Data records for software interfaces
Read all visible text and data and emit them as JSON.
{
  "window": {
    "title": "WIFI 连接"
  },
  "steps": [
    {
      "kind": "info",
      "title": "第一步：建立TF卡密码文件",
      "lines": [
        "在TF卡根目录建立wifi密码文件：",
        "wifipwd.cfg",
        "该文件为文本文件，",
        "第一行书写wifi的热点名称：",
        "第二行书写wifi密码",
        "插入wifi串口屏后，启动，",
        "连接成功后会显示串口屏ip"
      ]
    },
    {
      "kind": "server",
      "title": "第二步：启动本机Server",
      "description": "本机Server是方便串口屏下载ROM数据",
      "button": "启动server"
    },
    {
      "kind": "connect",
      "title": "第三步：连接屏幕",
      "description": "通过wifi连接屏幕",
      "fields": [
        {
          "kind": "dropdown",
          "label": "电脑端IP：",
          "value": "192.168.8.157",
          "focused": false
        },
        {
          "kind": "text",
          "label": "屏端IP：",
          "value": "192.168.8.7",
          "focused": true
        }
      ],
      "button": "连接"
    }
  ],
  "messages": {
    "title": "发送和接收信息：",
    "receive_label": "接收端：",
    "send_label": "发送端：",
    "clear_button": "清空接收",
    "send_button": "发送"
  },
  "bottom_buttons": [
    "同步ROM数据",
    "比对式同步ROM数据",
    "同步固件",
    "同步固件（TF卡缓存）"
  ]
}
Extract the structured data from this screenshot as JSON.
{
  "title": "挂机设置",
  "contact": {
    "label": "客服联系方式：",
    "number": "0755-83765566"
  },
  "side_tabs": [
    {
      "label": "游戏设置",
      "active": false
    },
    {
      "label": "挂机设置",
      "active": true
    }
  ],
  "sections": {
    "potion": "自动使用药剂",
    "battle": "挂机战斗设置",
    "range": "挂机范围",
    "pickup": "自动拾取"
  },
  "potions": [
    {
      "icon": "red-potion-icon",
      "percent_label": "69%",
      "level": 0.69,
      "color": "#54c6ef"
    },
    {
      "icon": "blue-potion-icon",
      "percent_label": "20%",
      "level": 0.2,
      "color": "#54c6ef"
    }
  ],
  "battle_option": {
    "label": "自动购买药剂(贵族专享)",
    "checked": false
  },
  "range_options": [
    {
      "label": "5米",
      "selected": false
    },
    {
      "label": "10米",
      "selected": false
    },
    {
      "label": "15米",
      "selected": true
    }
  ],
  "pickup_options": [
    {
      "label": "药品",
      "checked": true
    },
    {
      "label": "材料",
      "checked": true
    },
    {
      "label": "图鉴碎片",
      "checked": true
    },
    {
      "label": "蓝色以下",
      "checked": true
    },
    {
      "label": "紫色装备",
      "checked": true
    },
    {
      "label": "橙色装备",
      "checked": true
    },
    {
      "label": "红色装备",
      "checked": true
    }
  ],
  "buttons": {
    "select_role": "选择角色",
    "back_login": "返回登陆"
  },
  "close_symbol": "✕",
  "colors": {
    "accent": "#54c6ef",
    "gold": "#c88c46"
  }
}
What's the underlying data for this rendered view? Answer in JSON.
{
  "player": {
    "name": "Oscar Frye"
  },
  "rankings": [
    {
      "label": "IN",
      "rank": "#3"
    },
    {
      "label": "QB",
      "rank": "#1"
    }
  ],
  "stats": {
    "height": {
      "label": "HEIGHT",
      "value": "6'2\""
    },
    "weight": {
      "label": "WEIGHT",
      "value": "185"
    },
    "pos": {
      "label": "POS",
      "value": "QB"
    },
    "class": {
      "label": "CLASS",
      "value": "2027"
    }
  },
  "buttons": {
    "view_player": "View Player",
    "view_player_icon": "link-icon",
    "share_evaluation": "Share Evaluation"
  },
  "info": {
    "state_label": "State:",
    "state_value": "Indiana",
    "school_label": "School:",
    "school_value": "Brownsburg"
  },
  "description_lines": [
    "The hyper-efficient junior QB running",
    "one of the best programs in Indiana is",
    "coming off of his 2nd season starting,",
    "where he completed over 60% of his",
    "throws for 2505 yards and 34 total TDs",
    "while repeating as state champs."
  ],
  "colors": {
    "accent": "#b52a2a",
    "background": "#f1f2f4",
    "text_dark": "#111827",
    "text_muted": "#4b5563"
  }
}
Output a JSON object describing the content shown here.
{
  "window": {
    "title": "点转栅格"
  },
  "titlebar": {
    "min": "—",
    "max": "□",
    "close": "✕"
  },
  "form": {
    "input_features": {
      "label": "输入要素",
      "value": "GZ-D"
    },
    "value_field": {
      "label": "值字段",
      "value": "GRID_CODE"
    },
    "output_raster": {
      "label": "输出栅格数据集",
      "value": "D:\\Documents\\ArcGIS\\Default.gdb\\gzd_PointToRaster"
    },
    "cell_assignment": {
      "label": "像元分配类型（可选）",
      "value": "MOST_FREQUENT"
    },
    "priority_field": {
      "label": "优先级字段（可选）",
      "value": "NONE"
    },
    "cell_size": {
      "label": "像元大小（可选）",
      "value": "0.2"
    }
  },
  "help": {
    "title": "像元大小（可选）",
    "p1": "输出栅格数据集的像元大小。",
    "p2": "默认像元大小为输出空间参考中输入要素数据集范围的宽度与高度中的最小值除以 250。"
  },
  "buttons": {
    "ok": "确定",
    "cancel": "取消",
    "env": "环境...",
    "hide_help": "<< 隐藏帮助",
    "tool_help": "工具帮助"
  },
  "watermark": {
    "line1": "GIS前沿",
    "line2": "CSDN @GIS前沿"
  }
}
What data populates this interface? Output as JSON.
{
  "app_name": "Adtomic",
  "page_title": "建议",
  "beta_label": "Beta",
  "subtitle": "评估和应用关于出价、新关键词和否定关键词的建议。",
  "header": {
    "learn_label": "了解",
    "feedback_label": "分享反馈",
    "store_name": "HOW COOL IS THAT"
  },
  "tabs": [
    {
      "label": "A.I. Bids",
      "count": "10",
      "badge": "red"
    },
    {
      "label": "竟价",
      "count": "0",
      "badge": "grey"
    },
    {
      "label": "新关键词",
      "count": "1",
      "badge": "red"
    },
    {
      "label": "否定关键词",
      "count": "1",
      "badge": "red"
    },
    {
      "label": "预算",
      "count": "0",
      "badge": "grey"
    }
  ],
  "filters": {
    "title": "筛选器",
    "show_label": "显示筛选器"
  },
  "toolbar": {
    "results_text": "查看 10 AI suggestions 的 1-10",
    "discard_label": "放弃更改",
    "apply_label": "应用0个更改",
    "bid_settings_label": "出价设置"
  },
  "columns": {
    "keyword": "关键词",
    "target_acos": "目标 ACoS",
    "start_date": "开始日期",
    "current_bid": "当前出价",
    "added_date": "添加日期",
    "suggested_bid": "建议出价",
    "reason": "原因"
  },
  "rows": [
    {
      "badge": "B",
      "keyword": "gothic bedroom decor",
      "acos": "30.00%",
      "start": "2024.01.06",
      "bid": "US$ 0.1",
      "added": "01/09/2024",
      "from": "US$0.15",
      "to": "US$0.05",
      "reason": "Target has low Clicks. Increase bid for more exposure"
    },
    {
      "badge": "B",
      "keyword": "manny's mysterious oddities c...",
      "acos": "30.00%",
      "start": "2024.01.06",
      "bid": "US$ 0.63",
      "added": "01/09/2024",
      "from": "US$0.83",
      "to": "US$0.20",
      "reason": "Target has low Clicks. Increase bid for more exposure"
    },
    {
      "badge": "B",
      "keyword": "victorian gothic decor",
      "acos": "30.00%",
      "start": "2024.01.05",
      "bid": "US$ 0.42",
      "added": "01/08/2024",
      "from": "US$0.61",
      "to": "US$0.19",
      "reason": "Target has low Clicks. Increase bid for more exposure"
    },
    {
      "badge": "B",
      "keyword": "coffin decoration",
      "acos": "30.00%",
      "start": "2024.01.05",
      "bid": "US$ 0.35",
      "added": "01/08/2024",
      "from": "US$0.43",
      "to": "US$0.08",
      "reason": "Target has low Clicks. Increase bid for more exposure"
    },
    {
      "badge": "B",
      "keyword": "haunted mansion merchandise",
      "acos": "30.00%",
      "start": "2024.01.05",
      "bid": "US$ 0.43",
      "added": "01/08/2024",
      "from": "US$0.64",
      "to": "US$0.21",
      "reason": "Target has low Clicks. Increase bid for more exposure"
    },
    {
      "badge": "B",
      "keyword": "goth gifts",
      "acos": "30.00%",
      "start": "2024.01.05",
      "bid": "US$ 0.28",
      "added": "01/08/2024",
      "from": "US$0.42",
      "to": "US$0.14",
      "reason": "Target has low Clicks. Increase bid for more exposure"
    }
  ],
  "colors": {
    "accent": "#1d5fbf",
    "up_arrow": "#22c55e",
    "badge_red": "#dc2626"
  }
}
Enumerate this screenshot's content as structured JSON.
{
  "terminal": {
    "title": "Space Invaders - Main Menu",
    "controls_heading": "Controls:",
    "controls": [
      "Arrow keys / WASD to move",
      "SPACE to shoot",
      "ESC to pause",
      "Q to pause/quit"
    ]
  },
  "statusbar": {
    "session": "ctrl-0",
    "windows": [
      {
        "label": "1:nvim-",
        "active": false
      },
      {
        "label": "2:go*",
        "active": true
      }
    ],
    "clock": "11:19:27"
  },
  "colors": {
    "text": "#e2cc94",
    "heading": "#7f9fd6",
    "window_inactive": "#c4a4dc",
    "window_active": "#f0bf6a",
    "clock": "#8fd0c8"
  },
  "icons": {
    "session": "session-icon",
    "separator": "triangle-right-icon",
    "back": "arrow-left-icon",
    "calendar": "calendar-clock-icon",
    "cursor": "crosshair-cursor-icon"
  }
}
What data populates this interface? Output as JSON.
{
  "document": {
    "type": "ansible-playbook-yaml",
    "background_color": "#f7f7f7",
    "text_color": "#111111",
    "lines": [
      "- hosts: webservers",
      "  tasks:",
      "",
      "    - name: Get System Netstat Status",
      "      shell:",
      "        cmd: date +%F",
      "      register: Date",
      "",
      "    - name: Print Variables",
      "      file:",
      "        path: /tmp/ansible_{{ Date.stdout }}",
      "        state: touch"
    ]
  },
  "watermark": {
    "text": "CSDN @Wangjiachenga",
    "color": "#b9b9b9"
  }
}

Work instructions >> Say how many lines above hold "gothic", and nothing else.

Answer space >> 2